[STORED DATA — start]

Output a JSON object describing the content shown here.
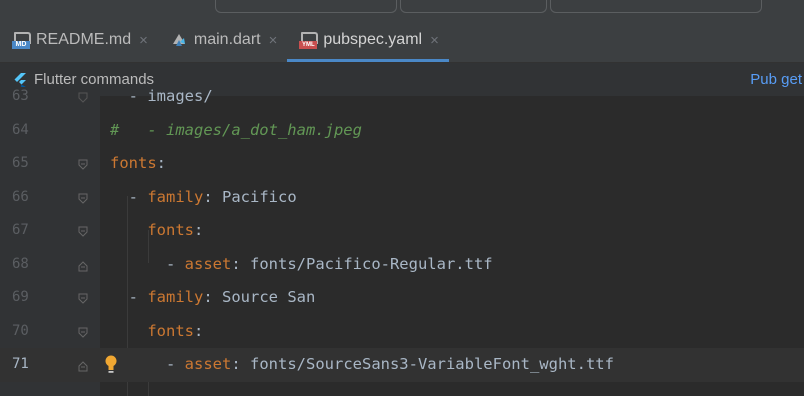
{
  "tabs": [
    {
      "label": "README.md",
      "icon": "markdown-file-icon",
      "active": false
    },
    {
      "label": "main.dart",
      "icon": "dart-file-icon",
      "active": false
    },
    {
      "label": "pubspec.yaml",
      "icon": "yaml-file-icon",
      "active": true
    }
  ],
  "icons": {
    "md_badge": "MD",
    "yml_badge": "YML"
  },
  "command_bar": {
    "title": "Flutter commands",
    "pub_get": "Pub get"
  },
  "editor": {
    "current_line": 71,
    "lines": [
      {
        "n": "63",
        "dash": "  - ",
        "key": "",
        "colon": "",
        "value": "images/",
        "comment": ""
      },
      {
        "n": "64",
        "dash": "",
        "key": "",
        "colon": "",
        "value": "",
        "comment": "#   - images/a_dot_ham.jpeg"
      },
      {
        "n": "65",
        "dash": "",
        "key": "fonts",
        "colon": ":",
        "value": "",
        "comment": ""
      },
      {
        "n": "66",
        "dash": "  - ",
        "key": "family",
        "colon": ":",
        "value": " Pacifico",
        "comment": ""
      },
      {
        "n": "67",
        "dash": "    ",
        "key": "fonts",
        "colon": ":",
        "value": "",
        "comment": ""
      },
      {
        "n": "68",
        "dash": "      - ",
        "key": "asset",
        "colon": ":",
        "value": " fonts/Pacifico-Regular.ttf",
        "comment": ""
      },
      {
        "n": "69",
        "dash": "  - ",
        "key": "family",
        "colon": ":",
        "value": " Source San",
        "comment": ""
      },
      {
        "n": "70",
        "dash": "    ",
        "key": "fonts",
        "colon": ":",
        "value": "",
        "comment": ""
      },
      {
        "n": "71",
        "dash": "      - ",
        "key": "asset",
        "colon": ":",
        "value": " fonts/SourceSans3-VariableFont_wght.ttf",
        "comment": ""
      }
    ]
  },
  "colors": {
    "key": "#cc7832",
    "comment": "#629755",
    "text": "#a9b7c6",
    "accent": "#4a88c7",
    "link": "#589df6"
  }
}
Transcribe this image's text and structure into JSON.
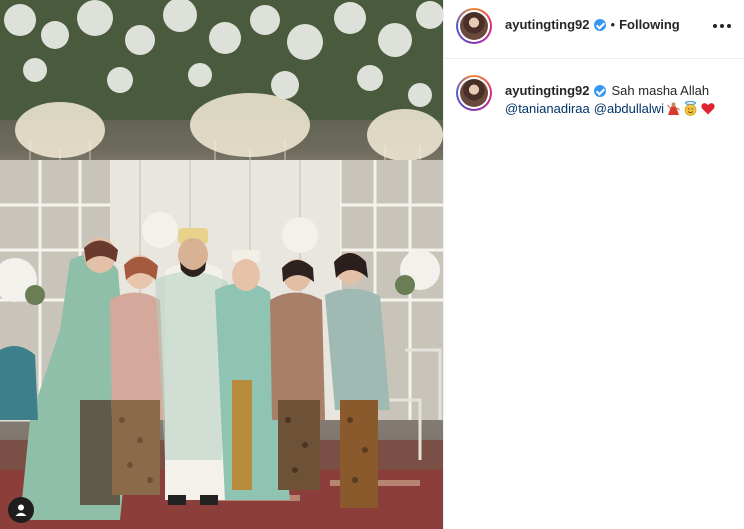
{
  "post": {
    "author": {
      "username": "ayutingting92",
      "verified": true
    },
    "header": {
      "separator": "•",
      "follow_status": "Following",
      "more_icon": "more-horizontal-icon"
    },
    "caption": {
      "username": "ayutingting92",
      "text": "Sah masha Allah",
      "mentions": [
        "@tanianadiraa",
        "@abdullalwi"
      ],
      "emojis": [
        "dancer-emoji",
        "smiling-face-with-halo-emoji",
        "red-heart-emoji"
      ]
    },
    "photo": {
      "tag_icon": "user-tag-icon"
    }
  },
  "colors": {
    "accent": "#3897f0",
    "mention": "#003569",
    "heart": "#ed4956",
    "text": "#262626",
    "divider": "#efefef"
  }
}
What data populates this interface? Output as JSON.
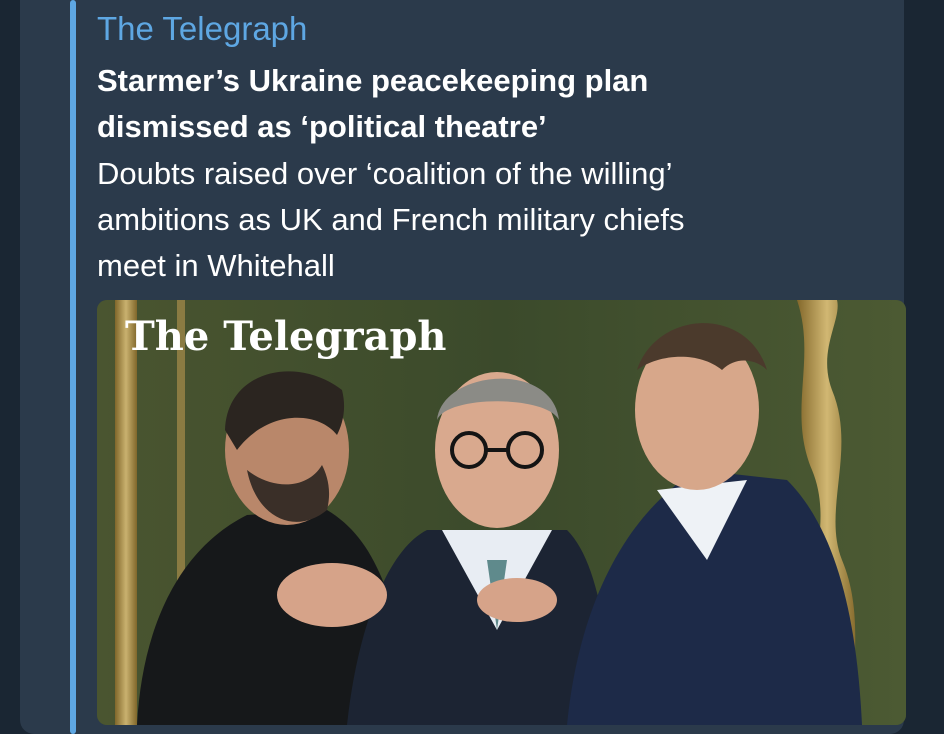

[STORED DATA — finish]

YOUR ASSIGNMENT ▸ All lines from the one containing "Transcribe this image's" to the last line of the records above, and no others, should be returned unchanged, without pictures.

RESULT FOR THIS EXERCISE ▸
Transcribe this image's text and structure into JSON.
{
  "post": {
    "author": {
      "username": "ayutingting92",
      "verified": true
    },
    "header": {
      "separator": "•",
      "follow_status": "Following",
      "more_icon": "more-horizontal-icon"
    },
    "caption": {
      "username": "ayutingting92",
      "text": "Sah masha Allah",
      "mentions": [
        "@tanianadiraa",
        "@abdullalwi"
      ],
      "emojis": [
        "dancer-emoji",
        "smiling-face-with-halo-emoji",
        "red-heart-emoji"
      ]
    },
    "photo": {
      "tag_icon": "user-tag-icon"
    }
  },
  "colors": {
    "accent": "#3897f0",
    "mention": "#003569",
    "heart": "#ed4956",
    "text": "#262626",
    "divider": "#efefef"
  }
}
What data populates this interface? Output as JSON.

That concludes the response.